Data shown
== Segment start ==

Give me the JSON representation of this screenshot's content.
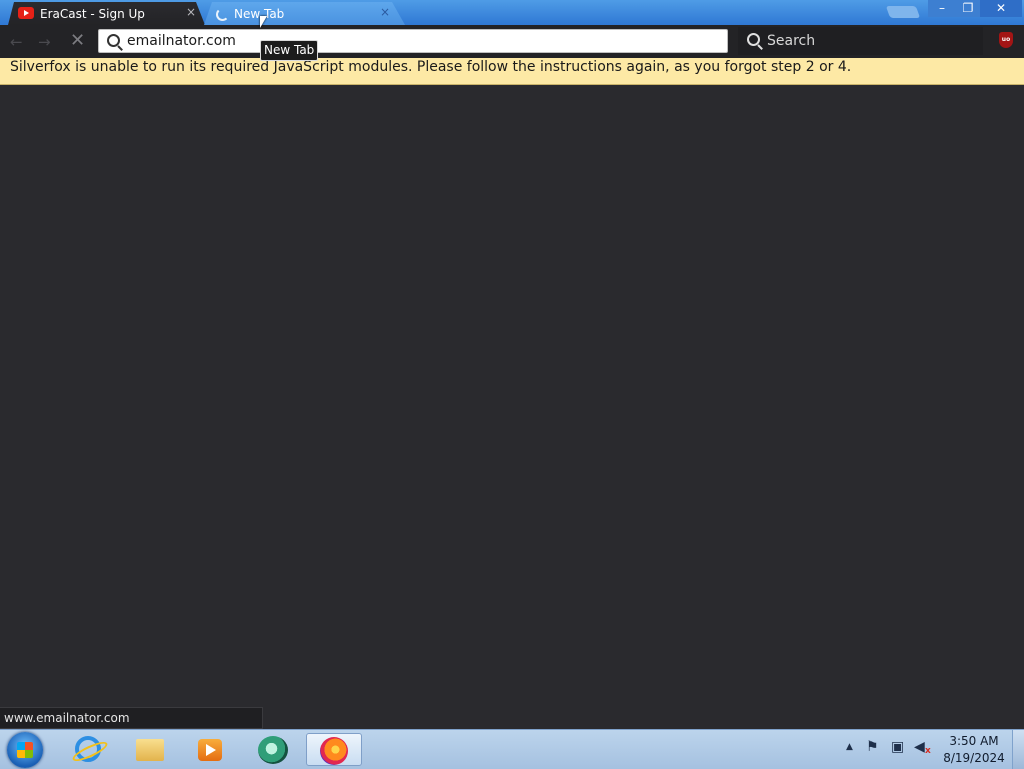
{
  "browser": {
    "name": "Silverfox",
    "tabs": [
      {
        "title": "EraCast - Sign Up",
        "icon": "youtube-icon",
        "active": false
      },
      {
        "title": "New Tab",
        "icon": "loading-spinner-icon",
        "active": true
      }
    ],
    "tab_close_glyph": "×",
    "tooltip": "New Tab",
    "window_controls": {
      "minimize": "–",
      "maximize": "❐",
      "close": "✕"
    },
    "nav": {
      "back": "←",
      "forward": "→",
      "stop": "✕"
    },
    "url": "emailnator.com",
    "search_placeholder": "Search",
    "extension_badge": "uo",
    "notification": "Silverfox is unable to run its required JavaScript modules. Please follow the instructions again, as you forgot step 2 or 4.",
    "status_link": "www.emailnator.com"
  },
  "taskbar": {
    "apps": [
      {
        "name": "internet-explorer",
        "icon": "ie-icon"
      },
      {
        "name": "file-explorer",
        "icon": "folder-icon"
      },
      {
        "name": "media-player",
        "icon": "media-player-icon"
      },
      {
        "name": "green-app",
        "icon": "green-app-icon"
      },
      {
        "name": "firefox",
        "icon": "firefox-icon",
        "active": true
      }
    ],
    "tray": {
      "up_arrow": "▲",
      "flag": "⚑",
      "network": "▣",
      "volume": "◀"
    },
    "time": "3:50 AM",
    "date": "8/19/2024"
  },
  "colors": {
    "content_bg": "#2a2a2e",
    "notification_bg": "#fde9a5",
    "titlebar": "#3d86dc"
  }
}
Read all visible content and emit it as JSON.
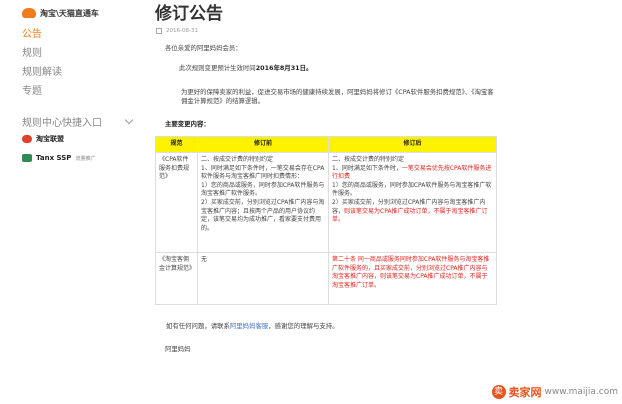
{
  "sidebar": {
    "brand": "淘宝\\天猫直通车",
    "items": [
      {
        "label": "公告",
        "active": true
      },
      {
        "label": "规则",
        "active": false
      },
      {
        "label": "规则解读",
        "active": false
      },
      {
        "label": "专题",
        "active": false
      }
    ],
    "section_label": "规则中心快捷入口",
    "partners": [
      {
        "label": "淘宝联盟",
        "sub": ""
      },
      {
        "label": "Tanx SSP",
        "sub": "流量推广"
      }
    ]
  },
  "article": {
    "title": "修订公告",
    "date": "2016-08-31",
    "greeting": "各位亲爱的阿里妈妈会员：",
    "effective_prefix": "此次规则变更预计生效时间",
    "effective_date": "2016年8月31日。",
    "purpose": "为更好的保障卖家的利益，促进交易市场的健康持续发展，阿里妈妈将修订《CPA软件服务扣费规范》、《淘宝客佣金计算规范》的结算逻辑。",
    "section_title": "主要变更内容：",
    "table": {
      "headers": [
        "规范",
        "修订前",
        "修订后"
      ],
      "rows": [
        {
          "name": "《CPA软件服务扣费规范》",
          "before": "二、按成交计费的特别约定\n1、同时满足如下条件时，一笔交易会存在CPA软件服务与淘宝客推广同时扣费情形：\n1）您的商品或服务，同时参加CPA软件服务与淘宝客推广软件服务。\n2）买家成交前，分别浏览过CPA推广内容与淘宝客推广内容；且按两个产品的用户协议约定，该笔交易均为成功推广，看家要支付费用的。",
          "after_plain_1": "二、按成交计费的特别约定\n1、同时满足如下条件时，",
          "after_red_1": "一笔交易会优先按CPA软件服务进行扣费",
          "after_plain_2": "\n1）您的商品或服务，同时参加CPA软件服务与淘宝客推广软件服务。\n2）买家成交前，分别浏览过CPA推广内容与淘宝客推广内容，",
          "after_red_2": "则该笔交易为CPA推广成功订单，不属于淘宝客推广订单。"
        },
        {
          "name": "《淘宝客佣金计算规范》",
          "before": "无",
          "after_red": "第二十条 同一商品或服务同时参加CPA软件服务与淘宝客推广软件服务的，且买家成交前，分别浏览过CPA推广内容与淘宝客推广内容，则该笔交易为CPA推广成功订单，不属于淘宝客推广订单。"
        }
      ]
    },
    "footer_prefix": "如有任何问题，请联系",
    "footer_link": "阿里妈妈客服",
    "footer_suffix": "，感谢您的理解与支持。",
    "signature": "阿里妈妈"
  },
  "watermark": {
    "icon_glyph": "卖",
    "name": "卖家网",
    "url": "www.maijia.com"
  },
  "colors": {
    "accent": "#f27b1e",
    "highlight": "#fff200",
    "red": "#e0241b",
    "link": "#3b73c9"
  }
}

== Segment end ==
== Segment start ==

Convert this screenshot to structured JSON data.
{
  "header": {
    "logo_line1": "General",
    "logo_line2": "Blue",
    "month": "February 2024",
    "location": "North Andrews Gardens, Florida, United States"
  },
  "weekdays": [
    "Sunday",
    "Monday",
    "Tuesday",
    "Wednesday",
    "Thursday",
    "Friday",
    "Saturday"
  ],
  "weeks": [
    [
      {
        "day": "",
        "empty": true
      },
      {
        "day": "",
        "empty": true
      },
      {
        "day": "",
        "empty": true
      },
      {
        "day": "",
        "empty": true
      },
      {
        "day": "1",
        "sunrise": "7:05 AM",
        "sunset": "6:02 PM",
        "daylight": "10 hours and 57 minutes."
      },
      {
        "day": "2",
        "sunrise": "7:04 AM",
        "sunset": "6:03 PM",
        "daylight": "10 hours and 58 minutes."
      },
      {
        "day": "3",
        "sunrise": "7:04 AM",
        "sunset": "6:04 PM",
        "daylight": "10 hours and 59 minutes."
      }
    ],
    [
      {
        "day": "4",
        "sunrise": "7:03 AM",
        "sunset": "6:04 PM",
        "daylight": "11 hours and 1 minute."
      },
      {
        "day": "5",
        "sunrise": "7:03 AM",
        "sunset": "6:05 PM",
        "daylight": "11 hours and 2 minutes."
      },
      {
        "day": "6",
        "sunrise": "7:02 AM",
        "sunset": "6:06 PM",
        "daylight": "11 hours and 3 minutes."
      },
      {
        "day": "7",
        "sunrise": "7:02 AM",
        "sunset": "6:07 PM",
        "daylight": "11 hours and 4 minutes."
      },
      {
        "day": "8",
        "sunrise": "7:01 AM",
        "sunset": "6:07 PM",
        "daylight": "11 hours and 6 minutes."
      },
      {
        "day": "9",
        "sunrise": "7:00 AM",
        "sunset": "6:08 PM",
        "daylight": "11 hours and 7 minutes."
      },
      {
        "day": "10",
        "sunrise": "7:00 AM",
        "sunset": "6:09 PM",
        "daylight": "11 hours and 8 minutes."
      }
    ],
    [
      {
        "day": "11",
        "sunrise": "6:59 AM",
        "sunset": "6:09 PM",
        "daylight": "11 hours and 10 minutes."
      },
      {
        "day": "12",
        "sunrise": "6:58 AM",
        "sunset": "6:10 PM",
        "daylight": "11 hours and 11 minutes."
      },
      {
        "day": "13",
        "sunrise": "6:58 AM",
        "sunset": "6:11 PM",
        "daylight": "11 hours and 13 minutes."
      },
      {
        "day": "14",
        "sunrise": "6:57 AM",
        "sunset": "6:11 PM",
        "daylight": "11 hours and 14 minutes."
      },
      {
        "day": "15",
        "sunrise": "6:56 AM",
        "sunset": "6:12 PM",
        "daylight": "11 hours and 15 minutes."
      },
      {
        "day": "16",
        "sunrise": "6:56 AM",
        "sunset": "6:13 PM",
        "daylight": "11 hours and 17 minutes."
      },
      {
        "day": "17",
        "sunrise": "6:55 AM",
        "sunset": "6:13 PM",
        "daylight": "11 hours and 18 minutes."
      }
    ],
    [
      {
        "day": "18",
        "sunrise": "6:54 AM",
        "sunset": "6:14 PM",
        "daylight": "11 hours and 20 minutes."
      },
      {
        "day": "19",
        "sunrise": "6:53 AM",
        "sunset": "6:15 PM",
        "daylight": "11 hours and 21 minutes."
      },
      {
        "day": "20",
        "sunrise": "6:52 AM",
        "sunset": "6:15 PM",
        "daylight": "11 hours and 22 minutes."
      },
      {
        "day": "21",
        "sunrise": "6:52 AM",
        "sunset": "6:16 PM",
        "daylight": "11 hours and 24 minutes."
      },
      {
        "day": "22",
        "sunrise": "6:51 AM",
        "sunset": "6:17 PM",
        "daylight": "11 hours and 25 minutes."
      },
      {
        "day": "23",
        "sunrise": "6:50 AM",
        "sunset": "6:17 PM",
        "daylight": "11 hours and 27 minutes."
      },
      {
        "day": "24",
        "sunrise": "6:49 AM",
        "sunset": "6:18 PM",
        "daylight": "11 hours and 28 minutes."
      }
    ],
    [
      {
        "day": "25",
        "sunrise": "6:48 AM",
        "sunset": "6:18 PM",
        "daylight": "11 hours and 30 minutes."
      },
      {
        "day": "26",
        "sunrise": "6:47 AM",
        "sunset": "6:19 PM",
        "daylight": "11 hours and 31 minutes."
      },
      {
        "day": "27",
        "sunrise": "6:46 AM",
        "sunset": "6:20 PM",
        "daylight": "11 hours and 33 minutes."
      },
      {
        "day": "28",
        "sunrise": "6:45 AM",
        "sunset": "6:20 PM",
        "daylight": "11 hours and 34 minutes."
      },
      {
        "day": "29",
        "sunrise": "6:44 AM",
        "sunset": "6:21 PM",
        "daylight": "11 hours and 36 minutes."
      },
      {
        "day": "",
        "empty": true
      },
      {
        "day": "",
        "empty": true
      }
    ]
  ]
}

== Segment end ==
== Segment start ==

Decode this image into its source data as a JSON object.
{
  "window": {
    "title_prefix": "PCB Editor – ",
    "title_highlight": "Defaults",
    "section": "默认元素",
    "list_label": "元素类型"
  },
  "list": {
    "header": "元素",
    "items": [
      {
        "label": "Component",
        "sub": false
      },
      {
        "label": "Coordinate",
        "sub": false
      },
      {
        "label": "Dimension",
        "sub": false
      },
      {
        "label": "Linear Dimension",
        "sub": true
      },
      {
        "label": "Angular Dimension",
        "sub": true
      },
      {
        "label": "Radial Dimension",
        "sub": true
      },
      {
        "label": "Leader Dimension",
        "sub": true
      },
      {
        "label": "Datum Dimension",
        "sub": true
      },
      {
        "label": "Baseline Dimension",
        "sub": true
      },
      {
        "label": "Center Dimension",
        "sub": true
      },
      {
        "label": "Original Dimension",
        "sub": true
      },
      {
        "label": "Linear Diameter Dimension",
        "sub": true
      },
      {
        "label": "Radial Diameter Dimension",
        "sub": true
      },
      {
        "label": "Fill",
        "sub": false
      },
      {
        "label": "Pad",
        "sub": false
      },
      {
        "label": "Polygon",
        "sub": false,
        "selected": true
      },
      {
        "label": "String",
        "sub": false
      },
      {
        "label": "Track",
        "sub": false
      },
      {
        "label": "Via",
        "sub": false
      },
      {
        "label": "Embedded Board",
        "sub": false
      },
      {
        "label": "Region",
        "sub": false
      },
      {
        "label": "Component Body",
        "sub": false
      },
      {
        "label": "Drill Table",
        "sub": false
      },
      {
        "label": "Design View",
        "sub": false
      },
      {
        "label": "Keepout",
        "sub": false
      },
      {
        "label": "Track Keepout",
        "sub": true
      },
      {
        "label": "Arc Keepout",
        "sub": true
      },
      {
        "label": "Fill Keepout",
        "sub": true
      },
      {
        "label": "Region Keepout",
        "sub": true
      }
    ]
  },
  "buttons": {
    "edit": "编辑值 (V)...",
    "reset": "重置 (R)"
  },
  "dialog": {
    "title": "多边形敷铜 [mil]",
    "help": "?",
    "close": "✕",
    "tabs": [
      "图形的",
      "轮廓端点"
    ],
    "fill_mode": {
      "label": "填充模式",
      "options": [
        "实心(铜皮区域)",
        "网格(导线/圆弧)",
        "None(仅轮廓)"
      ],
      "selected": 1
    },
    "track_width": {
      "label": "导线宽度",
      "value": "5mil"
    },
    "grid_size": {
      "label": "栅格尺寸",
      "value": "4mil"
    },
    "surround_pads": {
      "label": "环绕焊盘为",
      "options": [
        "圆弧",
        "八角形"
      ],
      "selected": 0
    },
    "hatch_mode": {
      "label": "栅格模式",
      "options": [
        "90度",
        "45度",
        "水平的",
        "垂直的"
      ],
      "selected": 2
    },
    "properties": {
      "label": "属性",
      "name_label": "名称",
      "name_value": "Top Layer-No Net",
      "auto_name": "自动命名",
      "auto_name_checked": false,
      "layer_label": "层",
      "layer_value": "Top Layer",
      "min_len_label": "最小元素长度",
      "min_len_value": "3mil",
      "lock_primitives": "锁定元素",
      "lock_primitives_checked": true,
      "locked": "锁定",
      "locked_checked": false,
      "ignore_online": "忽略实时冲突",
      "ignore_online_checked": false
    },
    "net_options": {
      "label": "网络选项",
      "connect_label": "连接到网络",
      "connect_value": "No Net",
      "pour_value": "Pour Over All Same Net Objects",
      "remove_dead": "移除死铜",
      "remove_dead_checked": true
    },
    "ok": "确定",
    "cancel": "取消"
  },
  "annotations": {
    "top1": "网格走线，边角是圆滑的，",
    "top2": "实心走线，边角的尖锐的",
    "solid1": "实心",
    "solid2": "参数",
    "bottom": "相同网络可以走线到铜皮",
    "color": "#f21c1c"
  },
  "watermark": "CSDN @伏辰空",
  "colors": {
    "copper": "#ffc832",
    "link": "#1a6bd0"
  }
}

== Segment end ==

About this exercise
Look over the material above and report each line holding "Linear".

Task response
        "label": "Linear Dimension",
        "label": "Linear Diameter Dimension",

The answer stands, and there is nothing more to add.